A Greater Purpose
By Bryan Cohen
When I first started out in writing, I was solely interested in entertainment. I did and still do get a kick out of people laughing at my stage plays and comedic essays. It’s a warm feeling of validation that I cherish. An equally satisfying sensation is to see someone moved by my motivational and instructional books.
I both want to entertain and help people, but writing things that cause people to change for the better keeps me more motivated on a day-to-day basis. I believe that this is because writing for others is part of a deep, fulfilling purpose for me.
Writing has always been an above-average skill of mine and I enjoyed it all through college. One of the reasons I liked it was because it was almost always part of an assignment. I loved school assignments (nerd alert) because they had strict deadlines and a clear purpose (getting an A). When I graduated and my assignments were all completed, I lost a sense of purpose.
Many people pick this purpose back up when they go to work at a job or attempt to gain a master’s degree or PhD. I knew that I wanted to write books or plays or poems, but there weren’t too many jobs with a boss and assignments that would make this happen. It wasn’t until I learned the importance of creating my own purpose beyond doing well at school that I thrived at writing.
In a rudderless, drifting state, I started listening to a lot of motivational audio books. Authors like Napoleon Hill and Earl Nightingale noted the importance of service. According to them, the most successful people in the world have learned to adapt what they love to do in a way that could serve people. I had to look inside and find what I liked doing that might qualify as service. I’d always enjoyed giving advice and helping people through tough times. I thought to myself, “If I’m struggling as a writer, I can’t be the only one.” There it was: A direction; some coordinates to punch in that gave me a reason to write.
How can you solidify the purpose in your writing and general life? List a few things that you love doing. Then list a few ways for each in which you could apply those skills to service. Maybe it’s creating children’s books that help kids learn to read. Perhaps you want to craft a thriller novel that adds excitement to the lives of millions. Turn your favorite things to do into a purpose and your writer’s block (and life block) may be inspired to take an extended vacation.
Bryan Cohen is a writer, actor and comedian from Dresher, Pennsylvania. Since graduating from the University of North Carolina at Chapel Hill he has written four books (1,000 Creative Writing Prompts: Ideas for Blogs, Scripts, Stories and More, 500 Writing Prompts for Kids: First Grade through Fifth Grade, Sharpening the Pencil: Essays on Writing, Motivation, and Enjoying your Life, and Writer on the Side: How to Write Your Book Around Your 9 to 5 Job), several plays (Something from Nothing and Chekhov Kegstand: A Dorm Room Dramedy in Two Acts) and he was the head writer for an un-produced Web series (Covenant Coffee). His writing and motivation website Build Creative Writing Ideas has had over 100,000 visitors since it was founded in December 2008. He lives in Chicago, Illinois.

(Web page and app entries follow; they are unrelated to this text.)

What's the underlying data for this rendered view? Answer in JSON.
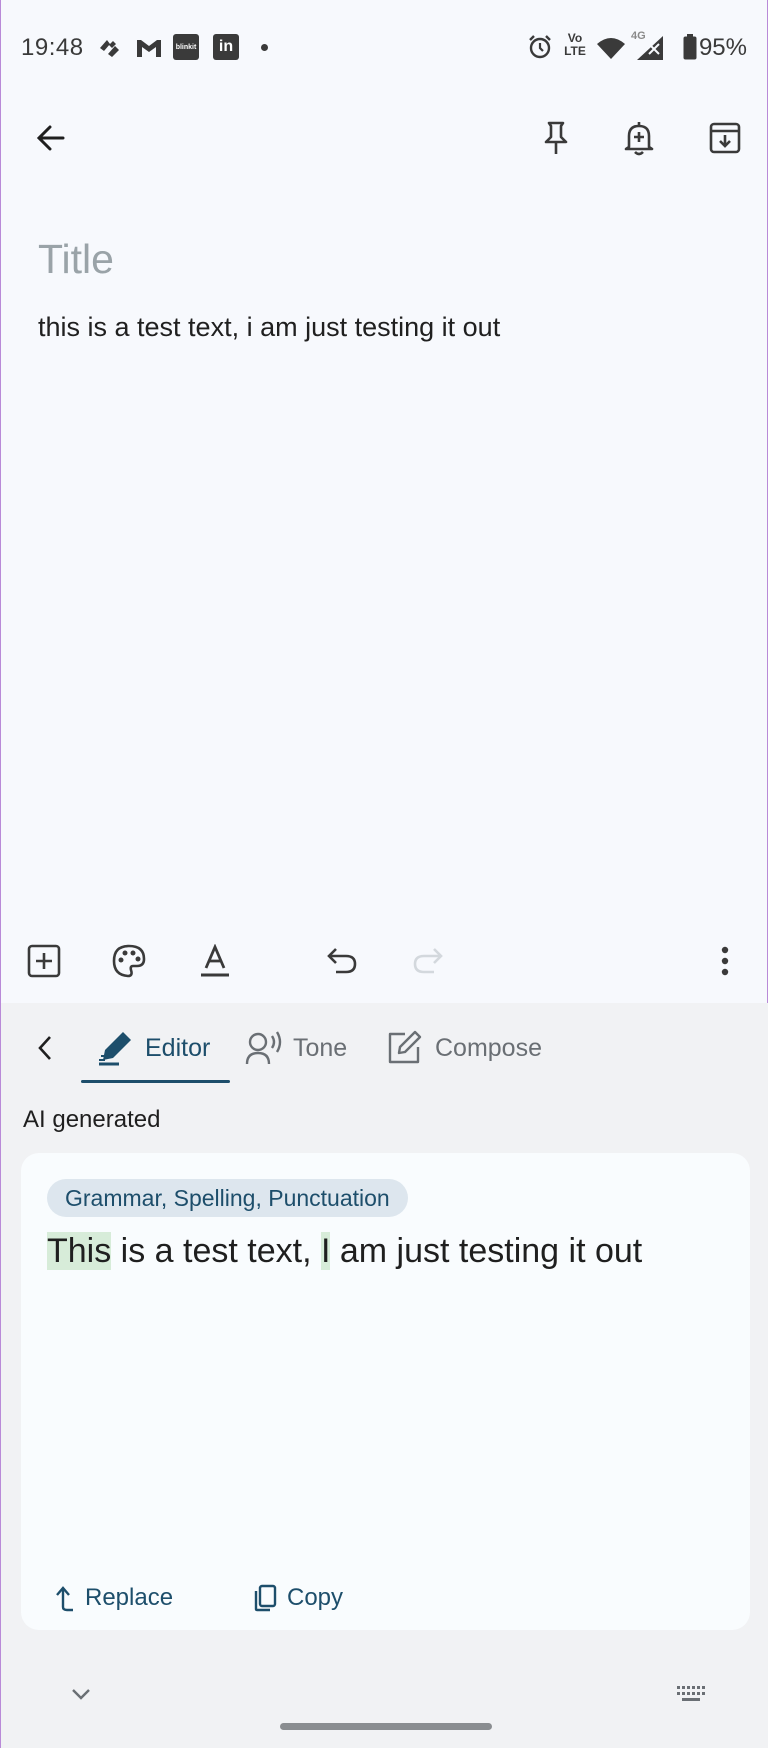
{
  "status_bar": {
    "time": "19:48",
    "battery_percent": "95%",
    "battery_level": 0.95,
    "icons": [
      "swiggy-icon",
      "gmail-icon",
      "blinkit-icon",
      "linkedin-icon",
      "dot-icon",
      "alarm-icon",
      "volte-icon",
      "wifi-icon",
      "signal-4g-icon",
      "battery-icon"
    ],
    "blinkit_label": "blinkit",
    "linkedin_label": "in",
    "volte_label_top": "Vo",
    "volte_label_bottom": "LTE",
    "network_label": "4G"
  },
  "top_bar": {
    "icons": [
      "back-arrow-icon",
      "pin-icon",
      "reminder-bell-icon",
      "archive-icon"
    ]
  },
  "note": {
    "title_placeholder": "Title",
    "body": "this is a test text, i am just testing it out"
  },
  "bottom_toolbar": {
    "icons": [
      "add-box-icon",
      "palette-icon",
      "text-format-icon",
      "undo-icon",
      "redo-icon",
      "more-vert-icon"
    ]
  },
  "assistant": {
    "tabs": [
      {
        "label": "Editor",
        "icon": "pen-icon",
        "active": true
      },
      {
        "label": "Tone",
        "icon": "tone-icon",
        "active": false
      },
      {
        "label": "Compose",
        "icon": "compose-icon",
        "active": false
      }
    ],
    "ai_label": "AI generated",
    "chip": "Grammar, Spelling, Punctuation",
    "result": {
      "seg1": "This",
      "seg2": " is a test text, ",
      "seg3": "I",
      "seg4": " am just testing it out"
    },
    "actions": {
      "replace": "Replace",
      "copy": "Copy"
    }
  },
  "colors": {
    "accent": "#1d4e6b",
    "highlight": "#d7ecd9",
    "panel_bg": "#f1f2f4",
    "page_bg": "#f7f9fd"
  }
}
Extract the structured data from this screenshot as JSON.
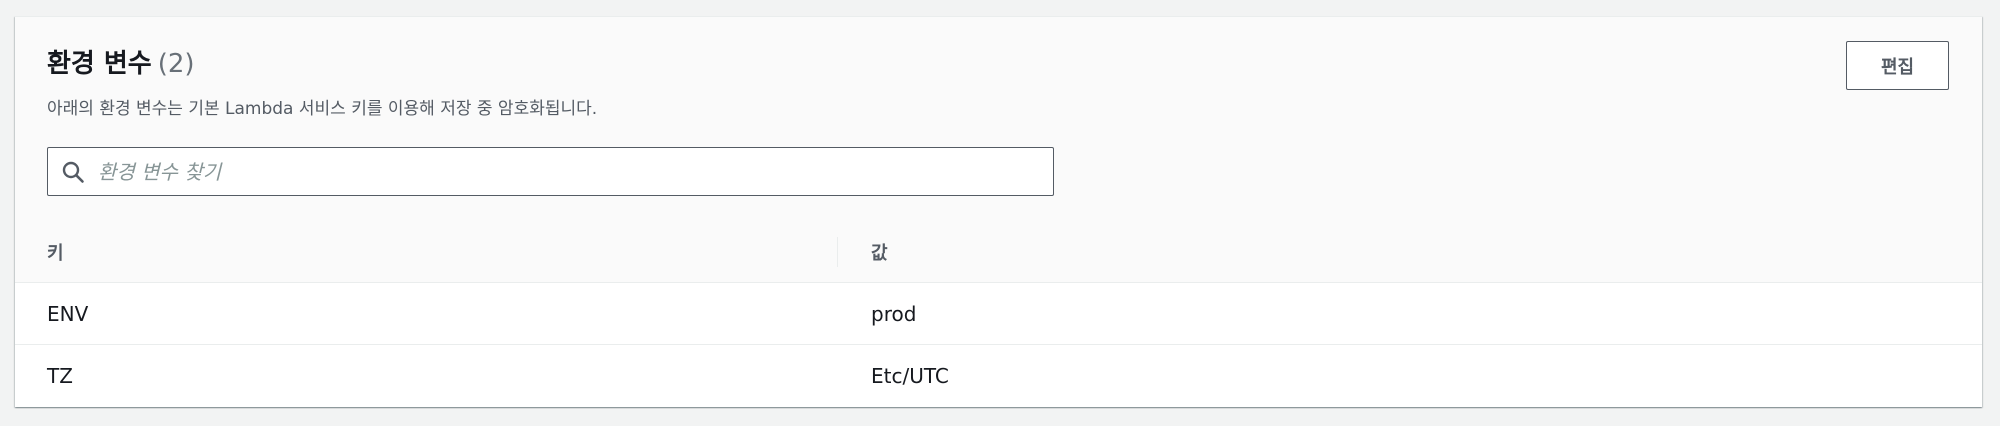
{
  "header": {
    "title": "환경 변수",
    "count": "(2)",
    "description": "아래의 환경 변수는 기본 Lambda 서비스 키를 이용해 저장 중 암호화됩니다.",
    "edit_label": "편집"
  },
  "search": {
    "placeholder": "환경 변수 찾기",
    "value": "",
    "icon": "search-icon"
  },
  "table": {
    "columns": [
      "키",
      "값"
    ],
    "rows": [
      {
        "key": "ENV",
        "value": "prod"
      },
      {
        "key": "TZ",
        "value": "Etc/UTC"
      }
    ]
  },
  "colors": {
    "background": "#f2f3f3",
    "panel": "#ffffff",
    "header_bg": "#fafafa",
    "text_primary": "#16191f",
    "text_secondary": "#545b64",
    "placeholder": "#879596",
    "border": "#eaeded"
  }
}
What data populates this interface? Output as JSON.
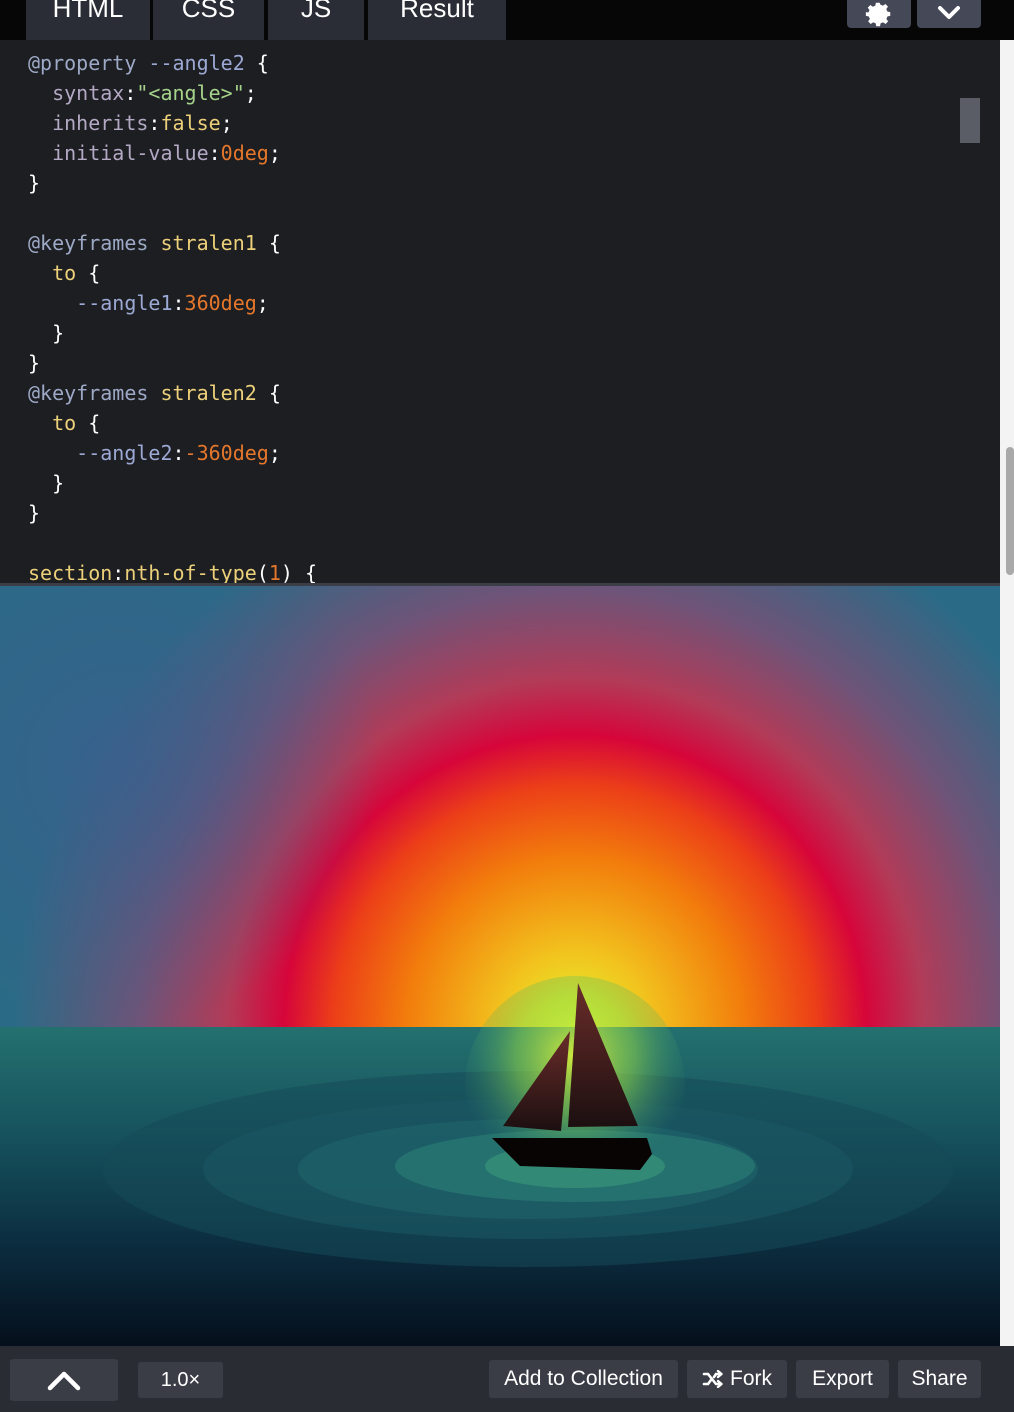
{
  "tabs": [
    {
      "label": "HTML"
    },
    {
      "label": "CSS"
    },
    {
      "label": "JS"
    },
    {
      "label": "Result"
    }
  ],
  "toolbar_icons": [
    "gear-icon",
    "chevron-down-icon"
  ],
  "code_lines": [
    "@property --angle2 {",
    "  syntax:\"<angle>\";",
    "  inherits:false;",
    "  initial-value:0deg;",
    "}",
    "",
    "@keyframes stralen1 {",
    "  to {",
    "    --angle1:360deg;",
    "  }",
    "}",
    "@keyframes stralen2 {",
    "  to {",
    "    --angle2:-360deg;",
    "  }",
    "}",
    "",
    "section:nth-of-type(1) {"
  ],
  "bottom_bar": {
    "collapse_icon": "chevron-up-icon",
    "zoom_label": "1.0×",
    "add_to_collection_label": "Add to Collection",
    "fork_label": "Fork",
    "export_label": "Export",
    "share_label": "Share"
  },
  "colors": {
    "editor_bg": "#1d1e22",
    "tab_bg": "#2a2d36",
    "button_bg": "#3a3d46"
  }
}
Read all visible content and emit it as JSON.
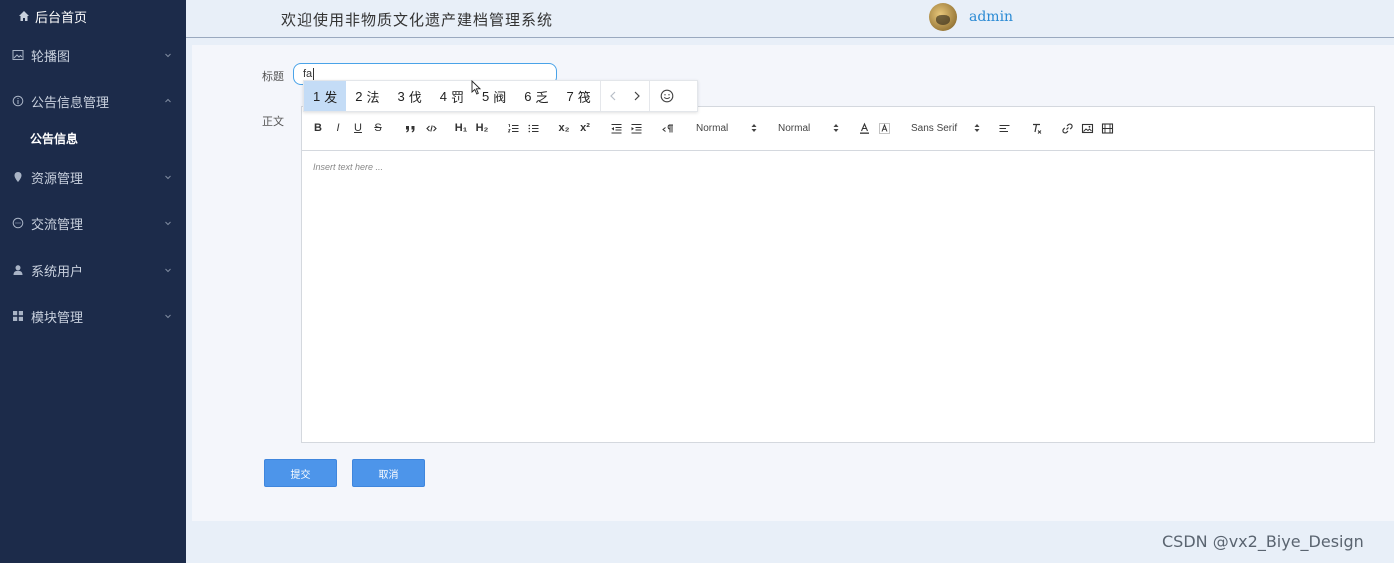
{
  "sidebar": {
    "home": "后台首页",
    "items": [
      {
        "label": "轮播图",
        "icon": "image-icon"
      },
      {
        "label": "公告信息管理",
        "icon": "info-circle-icon"
      },
      {
        "label": "资源管理",
        "icon": "location-pin-icon"
      },
      {
        "label": "交流管理",
        "icon": "chat-bubble-icon"
      },
      {
        "label": "系统用户",
        "icon": "user-icon"
      },
      {
        "label": "模块管理",
        "icon": "grid-icon"
      }
    ],
    "sub_item": "公告信息"
  },
  "header": {
    "title": "欢迎使用非物质文化遗产建档管理系统",
    "username": "admin"
  },
  "form": {
    "title_label": "标题",
    "title_value": "fa",
    "body_label": "正文",
    "editor_placeholder": "Insert text here ...",
    "submit": "提交",
    "cancel": "取消"
  },
  "ime": {
    "candidates": [
      {
        "num": "1",
        "char": "发"
      },
      {
        "num": "2",
        "char": "法"
      },
      {
        "num": "3",
        "char": "伐"
      },
      {
        "num": "4",
        "char": "罚"
      },
      {
        "num": "5",
        "char": "阀"
      },
      {
        "num": "6",
        "char": "乏"
      },
      {
        "num": "7",
        "char": "筏"
      }
    ]
  },
  "toolbar": {
    "bold": "B",
    "italic": "I",
    "underline": "U",
    "strike": "S",
    "h1": "H₁",
    "h2": "H₂",
    "subscript": "x₂",
    "superscript": "x²",
    "header_select": "Normal",
    "size_select": "Normal",
    "font_select": "Sans Serif"
  },
  "watermark": "CSDN @vx2_Biye_Design"
}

Follow Bryan on Twitter @buildcwideas.
Bryan Cohen is giving away 100 personalized writing prompts to one giveaway entrant chosen at random during the blog tour. Personalized prompts are story starters that cater specifically to a writer’s subject matter, strengths/weaknesses, etc. Cohen will create the prompts to cater exclusively to the winner. He is giving away free digital copies of his book The Writing Sampler to everybody who enters, which includes excerpts from each of his four books on writing. The book contains essays, writing prompts and tips and tricks to enhance your writing skills. In addition, for each of Cohen’s books that reach the Top 500 on Amazon during his blog tour, he will add a $50 Amazon gift card to the drawing (up to six $50 cards in total)!
To enter, simply post a comment to this blog post with your e-mail address. Entries will be counted through June 2nd, 2011.